The Seine in France also has religious connections. It is named after the young female Celtic deity Sequana.

These are just two examples to show how humans still venerate their crucial, symbolic waterways. But they are also examples of how modern man is failing them.

Ahead of the Paris Olympics, which takes place in 2024, France has launched a €1.5 billion ($1.6 billion) effort to clean up the Seine. Years of pollution – largely as a result of sewage spilling into it – led to a ban on swimming in the river in 1923. By 2025, more than 100 years later, swimming will finally be allowed again because of the successful clean-up.

It is a less positive picture in the UK, where dangerously high water-pollution levels across the country have been controversial in recent years. They are in large part due to excessive use of fertiliser and pesticides, untreated sewage and polluted run-off water from roads and towns. High levels are estimated to put 10 per cent of freshwater and wetland species at risk of extinction.

Fortunately, people are taking note around the world. In 2017, a river in New Zealand was granted the same legal rights as a human being, after advocacy from a local Maori tribe.

A similar story took place in India, too. In March 2017, the High Court in Uttarakhand state, ruled that the Ganges and Yamuna rivers had the same legal status as human beings, although it was eventually overturned that year by the Supreme Court.

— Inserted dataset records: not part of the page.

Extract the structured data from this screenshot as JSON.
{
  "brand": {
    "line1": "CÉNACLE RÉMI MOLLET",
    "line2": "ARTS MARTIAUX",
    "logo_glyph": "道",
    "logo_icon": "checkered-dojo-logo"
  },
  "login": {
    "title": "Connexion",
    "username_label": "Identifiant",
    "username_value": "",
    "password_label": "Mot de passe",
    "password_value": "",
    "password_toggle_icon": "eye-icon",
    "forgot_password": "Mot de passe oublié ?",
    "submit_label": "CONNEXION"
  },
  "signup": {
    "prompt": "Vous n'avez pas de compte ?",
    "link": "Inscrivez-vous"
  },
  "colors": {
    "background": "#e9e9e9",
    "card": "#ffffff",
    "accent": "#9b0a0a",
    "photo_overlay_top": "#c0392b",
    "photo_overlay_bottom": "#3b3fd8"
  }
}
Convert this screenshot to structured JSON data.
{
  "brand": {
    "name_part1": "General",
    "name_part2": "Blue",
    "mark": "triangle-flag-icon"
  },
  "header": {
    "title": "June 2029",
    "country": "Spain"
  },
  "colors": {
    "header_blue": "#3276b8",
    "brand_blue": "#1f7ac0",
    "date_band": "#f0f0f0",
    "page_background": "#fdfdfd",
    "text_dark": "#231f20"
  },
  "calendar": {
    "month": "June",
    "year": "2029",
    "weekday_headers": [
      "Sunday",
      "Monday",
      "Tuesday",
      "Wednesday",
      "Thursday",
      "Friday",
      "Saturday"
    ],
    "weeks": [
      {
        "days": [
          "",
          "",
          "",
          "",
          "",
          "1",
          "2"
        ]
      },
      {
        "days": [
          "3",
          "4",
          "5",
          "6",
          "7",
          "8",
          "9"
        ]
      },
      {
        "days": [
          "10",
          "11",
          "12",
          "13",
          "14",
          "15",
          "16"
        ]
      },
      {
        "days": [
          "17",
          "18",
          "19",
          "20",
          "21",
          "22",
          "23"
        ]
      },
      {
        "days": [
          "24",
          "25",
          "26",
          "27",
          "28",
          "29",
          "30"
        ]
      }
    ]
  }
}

These practical and symbolic moves by people trying to protect waterways demonstrate two things. First, that humanity will always need freshwater. It is no coincidence that many of the world's great capitals were founded next to rivers. In Egypt, the Nile is as crucial today as it was for the Ancient Egyptians, in terms of health, livelihoods and environmental well-being. As the consequences of climate change become more obvious, their practical benefits will only become clearer.

The second is more profound. No matter what the culture, rivers always have some kind of deeper significance for people. One the most poignant and worrying declines in Iraq is the drying up of its ancient rivers and marshlands. As they disappear, people lose something beautiful and spiritual that their ancestors shared for thousands of years. It is little surprise that in the Iranian city of Isfahan, the dried-out river bed of the once copious Zayandeh is often cited in anti-government protest movements.

All countries have a right to industrialise, and it is inevitable that a rapidly growing population and economy will have effects on the natural environment. But it must be protected as much as possible. The good news from countries such as India, France and New Zealand is that a great deal can be done to reverse even decades of decline. In 2015, the Indian government launched Namami Gange, a plan to revive the Ganges, with a budget of 200 billion rupees, which this year has been given an extra 100 billion.

By taking the initiative to do so, governments around the world cannot just save the environment and its people, but the very soul of their countries, too.

Published: November 28, 2022, 3:00 AM